Local librarians tell me that audio books are an ever-increasing part of their circulation. Downloadable books (ones you can access through the Internet) are no longer thought of as part of the technological future, but are becoming an ordinary way in which we access ideas.
Julie Bradford, Director of Circulation at Lake County Public Library in Merrillville, said she listens regularly and the audible circulation at her library seems to be doubling every year.
Bradford said that their downloadable audio book circulation is exploding. “In 2009, patrons downloaded 6,300 audio books,” she said. “In 2013, they downloaded 26,353. Looking at those statistics, you cannot deny the popularity of the service!”
Phyllis Nelson, Assistant Director of the Porter County Public Library System in Indiana, said that “The Panther” by Nelson DeMille was the last book to which she listened. “Wow!” she said, “I love him.” She listened in her car on CD. She said she hopes that, in the very near future, Porter County will be able to offer downloadable services similar to Lake County. Now they have an extensive collection of audio books on CD.
“I'm sure audio books will continue to be a popular format. People are ‘on the go’ more than ever—whether it be for business, vacation, or other personal reasons. And what better way to pass the time in a car than listening to a good book?” said Nelson.
As more and more people become comfortable with the Internet, and carry phones that allow them to listen to recordable material, more are realizing that “listening to books” is a little present you can give yourself.
I've been listening for years. I think the first one was “Krakatoa,” by Simon Winchester, who read it himself and did a darn good job. I picked it up from a Cracker Barrel on the way back from Florida. You can still buy audio books from Cracker Barrel and return them at the next store down the road. “Krakatoa” was brilliant. Even my 30 year-old son was impressed.
Clearly Cracker Barrel was onto something. But more and more people were listening to books in places other than their cars. Around that time, my friend Pat lent me an audio recording of “Reading Lolita in Teheran” by Azar Nafisi (read by Lisette Lecat) in which an Iranian female professor describes the revolution that wrecked her life. It was a truly enlightening book making every news story about Iran a lot more meaningful.

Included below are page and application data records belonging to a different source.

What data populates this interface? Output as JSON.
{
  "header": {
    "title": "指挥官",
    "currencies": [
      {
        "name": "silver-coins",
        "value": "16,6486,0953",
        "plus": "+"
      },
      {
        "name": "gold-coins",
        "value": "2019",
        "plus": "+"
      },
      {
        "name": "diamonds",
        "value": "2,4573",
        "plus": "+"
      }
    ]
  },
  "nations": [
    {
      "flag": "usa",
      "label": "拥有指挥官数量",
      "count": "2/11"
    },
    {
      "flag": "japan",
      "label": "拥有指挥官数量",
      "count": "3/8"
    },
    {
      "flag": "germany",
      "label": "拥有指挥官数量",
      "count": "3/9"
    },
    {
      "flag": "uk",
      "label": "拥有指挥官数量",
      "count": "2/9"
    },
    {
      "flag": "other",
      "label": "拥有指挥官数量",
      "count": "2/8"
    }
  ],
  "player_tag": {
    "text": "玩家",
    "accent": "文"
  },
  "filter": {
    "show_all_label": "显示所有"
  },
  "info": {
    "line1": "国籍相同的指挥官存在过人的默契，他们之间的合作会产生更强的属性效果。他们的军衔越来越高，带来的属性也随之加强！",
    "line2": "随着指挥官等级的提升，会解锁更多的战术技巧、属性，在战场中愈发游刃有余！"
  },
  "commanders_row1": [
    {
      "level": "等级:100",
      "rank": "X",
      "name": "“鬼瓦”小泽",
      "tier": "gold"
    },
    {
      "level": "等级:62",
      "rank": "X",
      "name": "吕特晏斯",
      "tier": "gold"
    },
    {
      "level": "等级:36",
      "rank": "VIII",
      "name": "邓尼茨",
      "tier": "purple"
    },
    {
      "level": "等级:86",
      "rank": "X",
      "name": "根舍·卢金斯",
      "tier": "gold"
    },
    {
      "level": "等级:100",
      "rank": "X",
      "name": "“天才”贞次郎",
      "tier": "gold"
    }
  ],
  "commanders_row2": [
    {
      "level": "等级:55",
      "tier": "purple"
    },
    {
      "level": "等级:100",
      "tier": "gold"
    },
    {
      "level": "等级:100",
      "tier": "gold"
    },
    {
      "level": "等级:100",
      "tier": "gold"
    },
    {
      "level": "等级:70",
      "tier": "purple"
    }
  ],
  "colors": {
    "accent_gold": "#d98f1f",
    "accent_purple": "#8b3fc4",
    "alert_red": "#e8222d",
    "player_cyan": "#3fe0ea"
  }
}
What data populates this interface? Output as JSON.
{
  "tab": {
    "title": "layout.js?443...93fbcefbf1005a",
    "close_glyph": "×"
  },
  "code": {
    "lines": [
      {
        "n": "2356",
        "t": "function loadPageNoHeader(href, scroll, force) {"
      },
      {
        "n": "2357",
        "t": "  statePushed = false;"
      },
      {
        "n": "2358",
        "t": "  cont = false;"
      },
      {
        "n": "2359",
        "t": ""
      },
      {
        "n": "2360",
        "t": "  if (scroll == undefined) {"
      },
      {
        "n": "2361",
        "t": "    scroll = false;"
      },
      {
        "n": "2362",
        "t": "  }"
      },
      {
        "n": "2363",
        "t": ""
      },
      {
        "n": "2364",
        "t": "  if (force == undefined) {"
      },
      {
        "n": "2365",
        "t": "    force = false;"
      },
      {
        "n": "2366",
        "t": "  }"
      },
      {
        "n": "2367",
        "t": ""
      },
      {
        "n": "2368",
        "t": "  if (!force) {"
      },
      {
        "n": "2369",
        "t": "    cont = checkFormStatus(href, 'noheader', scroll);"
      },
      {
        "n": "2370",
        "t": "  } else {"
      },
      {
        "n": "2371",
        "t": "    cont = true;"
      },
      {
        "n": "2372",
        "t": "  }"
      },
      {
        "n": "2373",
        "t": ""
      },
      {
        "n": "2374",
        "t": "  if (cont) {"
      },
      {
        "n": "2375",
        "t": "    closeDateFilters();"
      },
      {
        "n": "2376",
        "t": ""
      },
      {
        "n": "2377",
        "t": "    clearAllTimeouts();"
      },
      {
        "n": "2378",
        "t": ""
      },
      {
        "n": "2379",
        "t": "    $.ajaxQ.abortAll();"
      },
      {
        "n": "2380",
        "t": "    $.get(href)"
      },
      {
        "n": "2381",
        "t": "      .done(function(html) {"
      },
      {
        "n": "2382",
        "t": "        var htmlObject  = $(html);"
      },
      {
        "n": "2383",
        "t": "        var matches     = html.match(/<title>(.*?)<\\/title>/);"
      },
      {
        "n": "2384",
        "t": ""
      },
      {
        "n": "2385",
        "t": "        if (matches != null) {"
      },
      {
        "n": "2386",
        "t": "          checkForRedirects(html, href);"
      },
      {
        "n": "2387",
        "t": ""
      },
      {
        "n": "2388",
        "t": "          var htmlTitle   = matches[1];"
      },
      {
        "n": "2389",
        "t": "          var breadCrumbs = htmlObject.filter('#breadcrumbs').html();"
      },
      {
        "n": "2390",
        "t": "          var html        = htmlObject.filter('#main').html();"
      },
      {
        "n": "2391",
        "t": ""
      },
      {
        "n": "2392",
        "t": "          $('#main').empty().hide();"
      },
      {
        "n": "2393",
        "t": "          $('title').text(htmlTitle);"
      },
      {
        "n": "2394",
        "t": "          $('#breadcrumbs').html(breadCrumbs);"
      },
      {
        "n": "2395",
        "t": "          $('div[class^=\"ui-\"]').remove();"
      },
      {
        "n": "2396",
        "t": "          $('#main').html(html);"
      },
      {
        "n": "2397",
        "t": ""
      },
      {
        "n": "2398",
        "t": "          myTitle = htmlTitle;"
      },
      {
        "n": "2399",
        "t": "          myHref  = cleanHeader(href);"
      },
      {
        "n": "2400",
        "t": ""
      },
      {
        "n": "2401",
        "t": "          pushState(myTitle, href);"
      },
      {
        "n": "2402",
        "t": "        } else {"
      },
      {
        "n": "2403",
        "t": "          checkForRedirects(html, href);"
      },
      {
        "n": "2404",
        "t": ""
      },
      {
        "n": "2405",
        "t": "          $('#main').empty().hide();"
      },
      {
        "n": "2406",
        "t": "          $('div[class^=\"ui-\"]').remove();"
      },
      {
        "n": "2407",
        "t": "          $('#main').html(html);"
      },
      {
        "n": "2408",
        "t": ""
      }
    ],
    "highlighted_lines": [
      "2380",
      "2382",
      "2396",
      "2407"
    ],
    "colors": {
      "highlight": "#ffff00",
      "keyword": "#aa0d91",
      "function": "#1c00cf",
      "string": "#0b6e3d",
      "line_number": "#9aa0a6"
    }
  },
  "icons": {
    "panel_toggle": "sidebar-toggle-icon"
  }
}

Pretty soon I was at the local library, astounded to find they had a huge collection of books on audio tape. I listened to classics, renowned artists I had missed, histories, biographies, every crime-fighting series I could find—as I cleaned out the silverware drawer, closets, went for walks, re-arranged contents of cabinets, worked in the garden, drove in the car—and knit.
I found different places to acquire books: the Chicago Public Library was building its “downloadable” collection. While still in your pajamas, you could go online and order a book. If it was super popular, you had to wait until it came in.
OK, that friend of mine in the first paragraph was me. And those books were, and continue to be, fabulous.